Coaching with compassion activates this generative system in two ways.  First, it is triggered when an individual describes her aspirations, passions, or ideals in response to a coach’s probing.  Encouraging a client to focus on and detail his Ideal Self can be a powerful, positive emotional event that shifts him into an upward spiral.  The second way coaching with compassion arouses that broadening state is by eliciting a feeling of being safe and cared for. These feelings come as a result of sharing the Ideal Self with someone who listens with interest and strives to help her make her dreams a reality. 

One benefit of that upward positive spiral is the activation of neural circuits that could enable a coachee to consider possibilities that she would not have considered otherwise.  Boyatzis (2012) witnessed this during coaching sessions, like when an IT executive realized that she didn’t have to quit her job to help inner city children learn to love computers.  Where she had previously seen only obstacles, a compassionate coaching conversation enabled her to discover that she could take one Friday off per month to deliver workshops.


If you’re looking to bring the power of coaching with compassion to your organization, know that its benefits are predicated on relationships characterized by safety and trust.  Assuming that you’ve established this foundation, try incorporating the following steps into your coaching sessions:
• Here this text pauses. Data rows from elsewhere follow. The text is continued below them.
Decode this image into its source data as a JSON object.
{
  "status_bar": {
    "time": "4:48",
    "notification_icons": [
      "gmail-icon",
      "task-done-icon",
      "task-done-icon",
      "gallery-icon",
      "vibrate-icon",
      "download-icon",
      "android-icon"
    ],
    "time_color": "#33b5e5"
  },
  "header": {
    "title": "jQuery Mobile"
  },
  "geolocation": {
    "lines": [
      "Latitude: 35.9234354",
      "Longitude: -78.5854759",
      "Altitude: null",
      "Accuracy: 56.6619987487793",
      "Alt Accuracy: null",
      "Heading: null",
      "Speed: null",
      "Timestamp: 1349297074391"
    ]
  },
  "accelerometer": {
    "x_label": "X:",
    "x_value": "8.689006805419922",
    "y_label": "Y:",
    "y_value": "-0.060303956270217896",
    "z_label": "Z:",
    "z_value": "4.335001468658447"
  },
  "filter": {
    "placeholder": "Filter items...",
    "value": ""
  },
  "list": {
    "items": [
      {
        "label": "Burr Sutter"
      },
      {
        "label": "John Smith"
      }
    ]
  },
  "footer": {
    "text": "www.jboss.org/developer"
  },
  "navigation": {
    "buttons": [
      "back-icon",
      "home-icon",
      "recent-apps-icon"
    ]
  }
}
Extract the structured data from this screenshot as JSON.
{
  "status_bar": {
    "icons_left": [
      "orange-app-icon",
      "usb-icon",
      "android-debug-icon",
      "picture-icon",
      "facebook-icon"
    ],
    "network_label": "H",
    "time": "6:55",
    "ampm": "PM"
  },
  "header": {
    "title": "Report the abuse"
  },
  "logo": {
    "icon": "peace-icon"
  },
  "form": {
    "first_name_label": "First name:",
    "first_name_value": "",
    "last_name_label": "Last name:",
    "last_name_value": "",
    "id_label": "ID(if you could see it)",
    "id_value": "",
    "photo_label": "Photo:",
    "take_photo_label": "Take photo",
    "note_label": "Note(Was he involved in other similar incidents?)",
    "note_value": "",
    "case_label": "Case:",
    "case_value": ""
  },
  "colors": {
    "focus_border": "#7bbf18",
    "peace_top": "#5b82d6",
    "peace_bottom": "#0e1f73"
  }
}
  1. Guide the coachee through a process of cultivating their Ideal Self and a compelling vision for their life.
  2. Next, take stock.  Encourage coachees to identify the changes they want
  3. Be sure to identify and draw out your coachee’s current strengths before their weaknesses.

Finally, don’t forget what coaching with compassion is NOT:

It is not “coaching for compliance.”  Putting pressure on an employee to accept an assignment or adhere to norms they don’t align with are, fundamentally, attempts at influencing a coachee to do something desired by others.  That is not to say that coaching with compassion doesn’t involve furthering personal development or serving an organizational need; it does!  The key factor is whether the coachee’s own goals and perspective are accounted for in the process (Boyatzis et. al, 2012).

Boyatzis’ model takes into consideration what our hearts and bodies have always known:  that it’s draining to cave to the external pressure we feel to be someone we’re not. That it’s exhausting to spend a life trying to fulfill others’ expectations for it.  Fortunately, I learned this lesson early on.  I heeded my concerned parents’ advice about college, but after two short years I found myself miserable and depleted of my normal vitality, having made the wrong decision.  Making the shift to a new life path that I actually resonated with has, in contrast, lead to a more adventure-filled, accomplished, and personally meaningful life than I ever could have imagined.   As a manager or coach, realize your power to frame conversations in a way that directly affects your employees’ physiology.  Take a leap and try coaching with compassion; I think you’ll be pleasantly surprised to find a jump in their levels of energy, vitality, and intrinsic drive.


Boyatzis, R. E., Smith, M.L. & Beveridge, A.J. (2012). Coaching with compassion: Inspiring health, well- being, and development in organizations.  The Journal of Applied Behavioral Science, 49, 153–178.